A sampling of e-retailer and vendor announcements from the NRF show floor this week.
The Internet Fraud Complaint Center logged nearly 50,000 complaints last year and referred nearly 17,000 for legal action. The largest category: auction fraud. And now a crop of companies to settle auction disputes has sprung up.
Online auctions are flourishing-and to a lesser extent, so is auction fraud. In its first annual report, the recently created Internet Fraud Complaint Center said that in 2001, it received 49,711 complaints of Internet-related fraud and other Internet-based problems such as computer intrusion. The group referred 16,775 complaints for action by law enforcement and regulatory agencies.
Topping the list of complaints at 42.8% of those referred for action were allegations of Internet auction fraud. One fifth of the complaints specifically involved non-delivery of payment or merchandise. 78.2% of those reported a dollar loss as the result of auction fraud, averaging $395, according to the Fraud Complaint Center.
But the center, a non-profit organization that’s a joint project of the Federal Bureau of Investigation and the National White Collar Crime Center, a group itself funded in part by a grant from the U.S. Department of Justice, refers only complaints it deems actionable on legal grounds. Where does that leave buyers or sellers in search of resolution whose complaints don’t make that cut, and how big is the problem?

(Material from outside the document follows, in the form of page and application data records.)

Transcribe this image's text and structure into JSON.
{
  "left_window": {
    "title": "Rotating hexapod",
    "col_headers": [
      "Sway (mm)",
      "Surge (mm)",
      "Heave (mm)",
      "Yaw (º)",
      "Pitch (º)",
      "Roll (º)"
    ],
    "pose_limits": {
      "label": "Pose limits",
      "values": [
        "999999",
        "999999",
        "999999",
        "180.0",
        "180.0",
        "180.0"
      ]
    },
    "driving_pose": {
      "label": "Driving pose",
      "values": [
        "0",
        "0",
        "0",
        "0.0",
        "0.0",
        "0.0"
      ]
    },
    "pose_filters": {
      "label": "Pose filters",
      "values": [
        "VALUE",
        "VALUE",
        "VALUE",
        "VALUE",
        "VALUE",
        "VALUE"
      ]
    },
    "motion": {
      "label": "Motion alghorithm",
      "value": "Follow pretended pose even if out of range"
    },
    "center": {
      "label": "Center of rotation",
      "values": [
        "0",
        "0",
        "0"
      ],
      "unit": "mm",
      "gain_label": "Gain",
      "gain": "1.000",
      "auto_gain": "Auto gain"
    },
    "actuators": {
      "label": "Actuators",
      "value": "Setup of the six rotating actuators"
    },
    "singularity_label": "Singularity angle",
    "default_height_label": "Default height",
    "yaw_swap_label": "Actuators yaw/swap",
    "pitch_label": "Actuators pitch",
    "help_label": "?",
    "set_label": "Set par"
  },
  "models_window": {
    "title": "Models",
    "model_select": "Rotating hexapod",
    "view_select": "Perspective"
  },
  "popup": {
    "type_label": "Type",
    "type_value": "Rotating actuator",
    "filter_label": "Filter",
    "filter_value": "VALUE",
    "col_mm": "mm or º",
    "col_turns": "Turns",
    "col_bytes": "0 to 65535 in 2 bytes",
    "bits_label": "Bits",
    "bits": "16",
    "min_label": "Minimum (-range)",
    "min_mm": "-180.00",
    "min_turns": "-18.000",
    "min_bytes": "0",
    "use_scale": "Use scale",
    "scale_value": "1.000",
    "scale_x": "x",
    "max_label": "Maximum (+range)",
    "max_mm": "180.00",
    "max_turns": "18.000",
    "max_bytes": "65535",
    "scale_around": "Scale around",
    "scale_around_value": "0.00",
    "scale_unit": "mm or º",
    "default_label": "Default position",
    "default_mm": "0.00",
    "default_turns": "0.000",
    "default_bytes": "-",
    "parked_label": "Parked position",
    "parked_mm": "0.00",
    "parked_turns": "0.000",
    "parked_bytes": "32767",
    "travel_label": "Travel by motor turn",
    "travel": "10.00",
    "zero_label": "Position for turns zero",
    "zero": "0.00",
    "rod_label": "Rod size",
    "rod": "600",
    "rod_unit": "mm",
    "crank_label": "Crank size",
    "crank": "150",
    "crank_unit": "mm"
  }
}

Big enough to support a relatively new industry of third-party organizations that specialize in the resolution of disputed online transactions. Two-year-old San Francisco-based SquareTrade Inc., for example, says it’s successfully resolved 150,000 disputes and though it offers dispute resolution in the online real estate and b2b marketplace sectors as well as b2c auctions, auctions represent the largest share of its business. And there are enough disputes in the world of online transactions to support a number of dispute resolution services; SquareTrade is by no means the only such provider.
While it’s bad news for the online auction marketplace that there is a need for such services, the good news for buyers and sellers is that they work: SquareTrade for example, whose auction clients include eBay and other auction sites, says its success rate in resolving disputes is 80%.